Scoring is down in the NFL this season. For the first two weeks of the season, teams are averaging 21.41 points per game. In the first two weeks of the season last year, teams averaged 24.0 points per game. Let’s consider the implications of teams averaging 2.59 fewer points per game. The average combined score last year in the first two weeks of the season was 48 points. In the first two weeks of this season, the combined score is just 42.82. The scoring is down even more in this third week of the regular season. Through Sunday night’s low-scoring affair between San Francisco and Denver, teams are averaging only 20.37 points per game, and the average combined score for the previous fifteen games this week has been only 40.74 points.
The betting market has yet to catch up with the under posting a 29-17-1 record this season. For prime-time games, the under has cashed in seven of the nine games. These under trends will probably fade as the oddsmakers and the betting market adjusts. Yet when we see the oddsmakers install an over/under below 40 as they did for the Monday night Cowboys/Giants game, we should not get scared off an under play.
We had the under for that Monday night game, and bettors won with 39.5 tickets and pushed with 39s with Dallas winning the game, 23-16, to continue the lower-scoring trend. These numbers fly in the face of the conventional wisdom that the NFL has evolved into an offensive-dominated league.
Certainly, rule changes designed to protect the quarterback and wide receivers running routes in the middle of the field have had an impact. Yet it would be more precise to indicate that these rule changes help the passing game. Yet with more teams passing the ball more often, scoring has not necessarily increased, as the early season numbers indicate.
Perhaps offenses are simply behind the progress of defenses since more and more head coaches opt to not play their first-string offensive players in the preseason. More than a third of the opening week's starting quarterbacks did not take a snap in the preseason. Only three quarterbacks who did not play in the preseason led their team to a victory in Week 1, and two of those quarterbacks were playing against teams who also did not play their quarterback in the preseason. Kirk Cousins led Minnesota to a win against Green Bay with Aaron Rodgers and Justin Herbert led the Los Angeles Chargers to a victory against Derek Carr and the Las Vegas Raiders. Only the Baltimore Ravens with Lamar Jackson started 1-0 after their quarterback did not play in the preseason. Matthew Stafford, Kyler Murray, Dak Prescott, Russell Wilson, Joe Burrow, and Ryan Tannehill were all losing quarterbacks in Week 1 after not playing in the preseason. These 11 quarterbacks combined for an 86.1 passer rating and a 6.9 yards per attempt average, which was a significant drop from their combined 100.4 passer rating and 7.7 yards per attempt average in 2021.
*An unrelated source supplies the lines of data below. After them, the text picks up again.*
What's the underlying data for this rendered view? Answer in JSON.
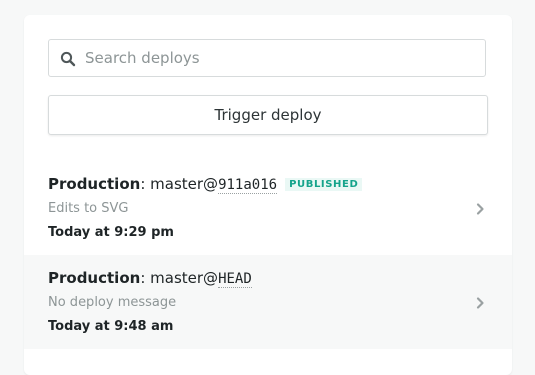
{
  "search": {
    "placeholder": "Search deploys",
    "value": "",
    "icon": "search-icon"
  },
  "trigger": {
    "label": "Trigger deploy"
  },
  "deploys": [
    {
      "context": "Production",
      "separator": ":",
      "branch": "master@",
      "ref": "911a016",
      "badge": "PUBLISHED",
      "message": "Edits to SVG",
      "time": "Today at 9:29 pm",
      "icon": "chevron-right-icon"
    },
    {
      "context": "Production",
      "separator": ":",
      "branch": "master@",
      "ref": "HEAD",
      "badge": "",
      "message": "No deploy message",
      "time": "Today at 9:48 am",
      "icon": "chevron-right-icon"
    }
  ],
  "colors": {
    "badge_text": "#14a38b",
    "badge_bg": "#eaf8f5",
    "muted_text": "#8d9596",
    "border": "#d7dbdc",
    "hover_row_bg": "#f7f8f8"
  }
}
If rust is the reason for the scoring decline, then it will be a short-term phenomenon. Yet some reasons support the notion that defenses may be catching up to the recent trends on offense that have emphasized the passing attack. More and more defenses are embracing the principles of Vic Fangio who deploys 3-4 base fronts with two high safeties. The two-high safety look became an effective counter to explosive offenses like Kansas City who thrived on big plays from Patrick Mahomes. Yet the Chiefs struggled against teams who played these two-high safety looks. These defensive concepts are now being used against other high-octane offenses like the Los Angeles Rams and the Buffalo Bills. For those who consider NFL trends to be cyclical in nature, then it makes sense that it would only be a matter of time before defenses began to adjust, adapt, and catch up to these new offensive principles.
Injuries and poor play on the offensive line are likely playing a role as well. Some observers are concerned that college football is not doing as good a job as they have in the past in training linemen for the next level. As more and more programs rely on pass-reliant passing offenses in the Air Raid vein, many offensive linemen are getting drafted by NFL teams despite the lack of experience playing with a hand on the ground at the line of scrimmage before the snap.
Perhaps it is no coincidence that other teams are finding success running the football. As defenses play more nickel and dime sub-packages to defend against passing attacks, those teams that move in a different direction by emphasizing the run can take advantage of these schemes and lack of linebacker depth on the roster. The Philadelphia Eagles and the Detroit Lions are two teams with heavy run tendencies who are scoring plenty of points early this season.
Bettors should consider these early under trends with a grain of salt. Yet it is important to monitor the possibility that the high-scoring games of the past which compelled oddsmakers to install the over/under in the 50s for many NFL games may be starting to wane.
Good luck - TDG.